Tony is not a cyclist and only started working on bikes a year ago when he took the job. He’s a local restauranteur who was looking for a change and we get along well so far. While I enjoy time by myself, I do miss the hustle and bustle of a vibrant bike shop. The pace is much slower than at Sweet Pete’s and that will take some getting used to. As for my hours, I work Sunday-Thursday, nine-to-five. Anne is firm that she doesn’t want her staff burning-out working more than forty hours a week. After doing 50-60hrs a week the past two summers in Toronto, I really appreciate that attitude. It also means I’ve got time to ride after work…and have energy enough to do so, which was not the case the last two years.

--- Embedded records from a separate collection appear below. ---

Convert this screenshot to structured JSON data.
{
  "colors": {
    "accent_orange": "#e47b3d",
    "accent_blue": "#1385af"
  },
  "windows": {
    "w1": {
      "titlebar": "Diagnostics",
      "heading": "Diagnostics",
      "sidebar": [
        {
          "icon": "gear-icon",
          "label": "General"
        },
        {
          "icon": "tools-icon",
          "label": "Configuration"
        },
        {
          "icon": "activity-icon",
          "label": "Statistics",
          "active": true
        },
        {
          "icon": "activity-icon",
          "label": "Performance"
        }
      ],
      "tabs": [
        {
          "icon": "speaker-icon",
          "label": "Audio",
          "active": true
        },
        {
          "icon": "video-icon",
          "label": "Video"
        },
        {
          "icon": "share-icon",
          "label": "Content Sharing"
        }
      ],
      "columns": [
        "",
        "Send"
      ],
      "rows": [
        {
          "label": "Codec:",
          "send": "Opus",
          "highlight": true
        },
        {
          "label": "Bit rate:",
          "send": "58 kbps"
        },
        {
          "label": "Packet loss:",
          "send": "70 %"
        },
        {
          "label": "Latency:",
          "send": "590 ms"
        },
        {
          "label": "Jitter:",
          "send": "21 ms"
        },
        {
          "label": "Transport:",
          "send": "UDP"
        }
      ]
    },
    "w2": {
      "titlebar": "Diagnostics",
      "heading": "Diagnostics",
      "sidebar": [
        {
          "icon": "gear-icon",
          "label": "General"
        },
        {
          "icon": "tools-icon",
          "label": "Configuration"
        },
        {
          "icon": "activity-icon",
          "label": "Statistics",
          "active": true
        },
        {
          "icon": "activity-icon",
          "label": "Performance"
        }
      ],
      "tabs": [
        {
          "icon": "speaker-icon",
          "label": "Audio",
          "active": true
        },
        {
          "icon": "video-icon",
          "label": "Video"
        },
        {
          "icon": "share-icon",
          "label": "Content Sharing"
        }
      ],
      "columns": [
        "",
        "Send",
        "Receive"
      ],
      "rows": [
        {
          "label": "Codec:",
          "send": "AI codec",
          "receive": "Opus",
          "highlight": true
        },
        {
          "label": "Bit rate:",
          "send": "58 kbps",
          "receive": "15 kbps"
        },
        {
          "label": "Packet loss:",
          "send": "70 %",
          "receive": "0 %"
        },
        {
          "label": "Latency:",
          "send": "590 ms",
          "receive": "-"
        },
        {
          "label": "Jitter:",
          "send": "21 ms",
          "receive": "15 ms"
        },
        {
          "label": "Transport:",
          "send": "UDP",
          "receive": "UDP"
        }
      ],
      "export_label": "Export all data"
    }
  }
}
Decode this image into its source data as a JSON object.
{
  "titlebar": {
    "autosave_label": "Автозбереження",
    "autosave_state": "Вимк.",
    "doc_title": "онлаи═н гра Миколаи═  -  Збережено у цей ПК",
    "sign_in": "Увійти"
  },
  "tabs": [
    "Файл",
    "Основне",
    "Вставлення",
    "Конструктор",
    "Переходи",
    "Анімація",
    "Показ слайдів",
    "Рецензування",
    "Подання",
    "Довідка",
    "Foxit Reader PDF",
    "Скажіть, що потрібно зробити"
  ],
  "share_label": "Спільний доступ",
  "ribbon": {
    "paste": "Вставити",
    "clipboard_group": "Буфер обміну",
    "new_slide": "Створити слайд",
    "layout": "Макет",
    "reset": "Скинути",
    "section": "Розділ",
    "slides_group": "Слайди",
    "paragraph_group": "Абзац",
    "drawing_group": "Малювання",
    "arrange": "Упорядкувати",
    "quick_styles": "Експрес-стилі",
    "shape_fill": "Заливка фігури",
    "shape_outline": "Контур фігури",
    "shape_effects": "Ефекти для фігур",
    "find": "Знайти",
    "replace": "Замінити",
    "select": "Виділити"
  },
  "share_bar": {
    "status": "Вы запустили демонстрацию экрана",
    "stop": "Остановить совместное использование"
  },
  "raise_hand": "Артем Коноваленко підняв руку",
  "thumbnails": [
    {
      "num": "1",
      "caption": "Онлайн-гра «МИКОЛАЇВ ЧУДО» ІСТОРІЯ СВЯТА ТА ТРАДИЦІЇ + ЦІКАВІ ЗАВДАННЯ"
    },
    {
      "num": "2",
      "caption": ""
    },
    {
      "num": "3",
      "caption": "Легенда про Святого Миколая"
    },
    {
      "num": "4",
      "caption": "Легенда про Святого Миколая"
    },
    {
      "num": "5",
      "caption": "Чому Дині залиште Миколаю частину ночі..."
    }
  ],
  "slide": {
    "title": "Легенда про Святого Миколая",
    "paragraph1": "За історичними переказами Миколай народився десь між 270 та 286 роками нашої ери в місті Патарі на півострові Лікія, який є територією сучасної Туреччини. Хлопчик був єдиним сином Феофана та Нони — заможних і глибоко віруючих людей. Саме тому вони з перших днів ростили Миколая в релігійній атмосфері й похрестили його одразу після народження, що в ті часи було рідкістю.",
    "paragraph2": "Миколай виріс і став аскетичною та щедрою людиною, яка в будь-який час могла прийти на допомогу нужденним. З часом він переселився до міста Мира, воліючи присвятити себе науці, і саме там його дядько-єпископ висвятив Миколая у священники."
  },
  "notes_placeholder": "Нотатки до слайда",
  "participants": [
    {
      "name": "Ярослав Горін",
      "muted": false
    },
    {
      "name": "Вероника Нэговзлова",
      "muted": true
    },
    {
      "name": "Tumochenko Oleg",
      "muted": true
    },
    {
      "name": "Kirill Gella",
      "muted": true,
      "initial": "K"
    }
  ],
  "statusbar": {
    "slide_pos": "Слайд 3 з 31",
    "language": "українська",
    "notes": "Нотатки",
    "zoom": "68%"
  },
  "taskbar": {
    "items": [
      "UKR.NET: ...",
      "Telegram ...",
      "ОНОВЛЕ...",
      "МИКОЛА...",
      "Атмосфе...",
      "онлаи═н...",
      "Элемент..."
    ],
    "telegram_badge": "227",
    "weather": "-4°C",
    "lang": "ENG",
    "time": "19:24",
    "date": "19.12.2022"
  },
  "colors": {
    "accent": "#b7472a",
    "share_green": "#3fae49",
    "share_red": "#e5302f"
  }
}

I’ve been out on my bike twice this week. Though both were on Irene on the road, yesterday’s ride included a bumpy dirt road that eventually became really rough, rocky, snow-covered trail. Cold and wet, I was smiling the entire time. Although the mountains are still obscured by the clouds, what I’ve seen so far is very pretty. Trees dripping in moss reach across the road to shake hands with each other. The smell of freshly sawn cedar wood fills the air while rivers flow beside me. Magic.
One thing that I’ve noticed is just how friendly and helpful people are here. When folks learn that I’ve just arrived in town they are genuinely excited for me and are happy I’m here. Jill put me in touch with a friend of her’s who quickly invited me to join herself, her boyfriend a several others for dinner and beers. At a local pub last night, I started talking to the guy sitting next to me. Another avid mountain-biker, he gave me his business card and offered to show me the trails…once they clear-up. An old friend who lives in New Westminster put me in touch with another woman who’s big in the scene here. Again, she offered to show me the trails and introduce me to her son who is also an endurance XC nerd like me.
This just keeps happening; I keep meeting wonderful, kind, enthusiastic people who really make me feel like I’ve made the right decision in moving here….despite the cold and the rain.